Some states offered income-based assistance. Most did not.
Before the health law, Tosher was insured in a high-risk pool and paid twice as much for coverage.
"It's unfair. It's kind of like living in a ghetto," she said. Returning to a system in which insurers could charge any amount to people with pre-existing conditions "is a major concern for me."
Tosher, a self-employed editor, told her story during a rally outside Republican Sen. Cory Gardner's office a few weeks ago. She's among the many constituents who have called, protested or written to their lawmakers in support of the Obama-era health care law.
Until the health care overhaul, most states allowed insurers to quiz applicants for regular individual policies with lengthy questionnaires, including details about the health of each family member. Insurers could review medical and pharmacy records. A prescription for insulin for diabetes or an immunosuppressant for arthritis could mean a denial of coverage.
Insurers automatically denied individual coverage for people with cancer, cerebral palsy, congestive heart failure and many other conditions. Or they excluded certain conditions and even family members in the coverage they offered.
In every state that ran a high-risk pool in 2011, medical expenses outpaced premiums, and losses averaged $5,500 per enrollee. States used fees and taxes to make up the difference.
"High-risk pools have been government's attempt to get at the issue of access to health insurance," said Al Redmer Jr., Maryland's insurance commissioner and a leader in the National Association of Insurance Commissioners.
Affordability is another matter, he said, and would be handled differently in each state.
The Affordable Care Act includes a recent cautionary tale about high-risk pools.
Under the law, the government set up a temporary program called the Pre-Existing Condition Insurance Plan, to serve as a bridge until the phase-in of the requirement that insurers accept people with health problems. The plan was open to people who had a pre-existing condition and had been uninsured for at least six months.

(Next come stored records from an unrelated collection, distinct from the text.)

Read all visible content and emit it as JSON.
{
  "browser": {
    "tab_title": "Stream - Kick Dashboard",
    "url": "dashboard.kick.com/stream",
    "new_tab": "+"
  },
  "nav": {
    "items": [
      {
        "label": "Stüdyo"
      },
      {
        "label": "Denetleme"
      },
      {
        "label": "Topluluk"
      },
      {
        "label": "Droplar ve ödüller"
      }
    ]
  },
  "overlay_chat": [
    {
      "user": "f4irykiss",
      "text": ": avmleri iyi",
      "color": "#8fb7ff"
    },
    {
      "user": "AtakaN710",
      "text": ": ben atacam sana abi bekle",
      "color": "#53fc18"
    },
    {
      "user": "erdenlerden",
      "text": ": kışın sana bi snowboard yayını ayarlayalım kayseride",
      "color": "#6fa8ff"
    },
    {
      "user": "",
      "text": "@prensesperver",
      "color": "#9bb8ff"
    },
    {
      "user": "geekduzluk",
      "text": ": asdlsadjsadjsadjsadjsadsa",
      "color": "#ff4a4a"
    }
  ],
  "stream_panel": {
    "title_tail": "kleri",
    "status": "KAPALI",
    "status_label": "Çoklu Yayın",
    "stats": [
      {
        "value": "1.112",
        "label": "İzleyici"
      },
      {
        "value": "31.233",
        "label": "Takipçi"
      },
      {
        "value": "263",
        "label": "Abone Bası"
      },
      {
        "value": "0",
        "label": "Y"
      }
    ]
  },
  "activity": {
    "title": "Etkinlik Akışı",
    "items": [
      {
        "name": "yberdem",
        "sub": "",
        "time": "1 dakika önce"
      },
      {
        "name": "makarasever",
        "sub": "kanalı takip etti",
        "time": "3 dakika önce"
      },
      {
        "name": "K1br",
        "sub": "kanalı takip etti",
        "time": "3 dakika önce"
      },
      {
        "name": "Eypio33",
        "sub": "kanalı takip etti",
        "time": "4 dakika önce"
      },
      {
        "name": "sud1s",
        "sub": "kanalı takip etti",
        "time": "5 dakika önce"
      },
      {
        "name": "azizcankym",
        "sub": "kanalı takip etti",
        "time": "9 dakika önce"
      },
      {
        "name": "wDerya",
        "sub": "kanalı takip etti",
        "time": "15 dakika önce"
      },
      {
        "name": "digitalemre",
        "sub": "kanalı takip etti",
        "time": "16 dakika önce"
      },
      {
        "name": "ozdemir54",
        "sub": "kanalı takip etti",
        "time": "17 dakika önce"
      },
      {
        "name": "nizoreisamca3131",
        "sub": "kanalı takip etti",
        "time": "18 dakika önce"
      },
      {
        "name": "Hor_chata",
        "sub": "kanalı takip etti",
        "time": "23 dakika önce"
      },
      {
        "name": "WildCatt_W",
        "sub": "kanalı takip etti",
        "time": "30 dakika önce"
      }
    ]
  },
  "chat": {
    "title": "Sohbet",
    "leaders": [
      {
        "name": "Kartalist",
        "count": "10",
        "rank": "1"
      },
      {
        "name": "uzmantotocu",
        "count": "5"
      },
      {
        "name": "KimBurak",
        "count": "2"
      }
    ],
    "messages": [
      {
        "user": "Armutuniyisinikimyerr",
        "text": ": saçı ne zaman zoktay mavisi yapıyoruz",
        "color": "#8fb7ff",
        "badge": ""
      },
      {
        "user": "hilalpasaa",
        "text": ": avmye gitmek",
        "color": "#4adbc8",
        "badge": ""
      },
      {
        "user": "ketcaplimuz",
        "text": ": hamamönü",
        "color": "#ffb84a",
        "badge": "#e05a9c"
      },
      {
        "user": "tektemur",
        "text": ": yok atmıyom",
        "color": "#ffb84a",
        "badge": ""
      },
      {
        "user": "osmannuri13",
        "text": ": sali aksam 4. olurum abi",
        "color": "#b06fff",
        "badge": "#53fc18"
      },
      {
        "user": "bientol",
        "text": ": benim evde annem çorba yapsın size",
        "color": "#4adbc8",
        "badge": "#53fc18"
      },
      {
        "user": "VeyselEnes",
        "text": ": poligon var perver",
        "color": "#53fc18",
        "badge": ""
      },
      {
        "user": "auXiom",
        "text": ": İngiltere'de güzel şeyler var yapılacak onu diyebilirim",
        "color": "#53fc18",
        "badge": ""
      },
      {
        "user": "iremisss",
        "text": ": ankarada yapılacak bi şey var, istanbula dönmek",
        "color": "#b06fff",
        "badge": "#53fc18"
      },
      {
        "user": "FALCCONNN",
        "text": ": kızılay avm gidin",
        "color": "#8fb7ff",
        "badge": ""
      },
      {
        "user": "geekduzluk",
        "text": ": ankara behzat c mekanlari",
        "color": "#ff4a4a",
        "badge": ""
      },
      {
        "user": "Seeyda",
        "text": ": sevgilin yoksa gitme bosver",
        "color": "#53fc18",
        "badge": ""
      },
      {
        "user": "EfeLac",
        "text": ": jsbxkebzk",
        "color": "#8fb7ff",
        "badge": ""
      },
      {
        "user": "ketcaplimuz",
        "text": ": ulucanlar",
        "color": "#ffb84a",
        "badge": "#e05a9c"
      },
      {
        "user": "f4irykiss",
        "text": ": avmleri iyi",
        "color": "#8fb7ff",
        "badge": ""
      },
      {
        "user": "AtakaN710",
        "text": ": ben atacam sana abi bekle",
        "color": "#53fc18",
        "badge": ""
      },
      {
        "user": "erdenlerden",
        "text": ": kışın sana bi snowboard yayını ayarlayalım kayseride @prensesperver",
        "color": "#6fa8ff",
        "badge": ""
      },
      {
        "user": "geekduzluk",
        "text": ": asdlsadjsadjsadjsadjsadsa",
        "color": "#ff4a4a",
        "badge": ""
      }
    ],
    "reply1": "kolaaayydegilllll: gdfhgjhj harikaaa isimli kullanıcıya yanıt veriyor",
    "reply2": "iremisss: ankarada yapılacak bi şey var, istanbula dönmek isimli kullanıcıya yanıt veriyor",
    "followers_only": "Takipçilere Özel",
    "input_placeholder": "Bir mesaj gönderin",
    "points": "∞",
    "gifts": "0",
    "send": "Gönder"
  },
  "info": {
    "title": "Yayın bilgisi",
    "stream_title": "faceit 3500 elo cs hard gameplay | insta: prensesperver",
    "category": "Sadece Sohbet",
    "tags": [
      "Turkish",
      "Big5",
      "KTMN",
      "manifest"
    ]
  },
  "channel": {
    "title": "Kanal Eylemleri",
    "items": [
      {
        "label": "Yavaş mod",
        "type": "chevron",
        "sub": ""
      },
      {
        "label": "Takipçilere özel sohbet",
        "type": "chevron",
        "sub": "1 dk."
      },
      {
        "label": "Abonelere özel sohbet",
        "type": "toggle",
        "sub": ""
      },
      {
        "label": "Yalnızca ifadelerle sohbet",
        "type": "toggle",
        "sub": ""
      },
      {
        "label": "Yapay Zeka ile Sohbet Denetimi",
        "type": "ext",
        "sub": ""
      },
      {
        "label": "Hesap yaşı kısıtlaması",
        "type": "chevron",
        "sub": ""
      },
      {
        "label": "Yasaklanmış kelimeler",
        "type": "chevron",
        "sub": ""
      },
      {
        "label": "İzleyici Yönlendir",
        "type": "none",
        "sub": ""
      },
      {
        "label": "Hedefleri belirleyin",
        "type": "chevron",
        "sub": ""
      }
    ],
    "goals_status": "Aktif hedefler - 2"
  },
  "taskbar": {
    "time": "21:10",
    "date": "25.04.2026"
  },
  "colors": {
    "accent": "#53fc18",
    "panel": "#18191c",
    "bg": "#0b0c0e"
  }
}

Premiums were comparable to what healthy customers paid.
But the cost of care quickly threatened to drain the $5 billion budgeted for the program. With about 100,000 patients participating nationwide, the government unexpectedly froze enrollment. Then midway through the 2013 plan year, 17 states unwilling to pay for cost overruns turned their programs back to the federal government.
Patients did not lose coverage, but they had to meet new deductibles and out-of-pocket limits, which meant thousands of dollars in unplanned costs for those being treated for serious illnesses.
Starting in 2014, insurers were forbidden from turning away people in poor health, and the cost of their care was spread across the entire pool of people with individual policies. That's one reason the cost of those policies has soared. The increases have especially affected people whose income is too high to qualify for a government premium subsidy.
Alonso-Zaldivar reported from Washington.
Follow AP Medical Writer Carla K. Johnson on Twitter at https://twitter.com/CarlaKJohnson .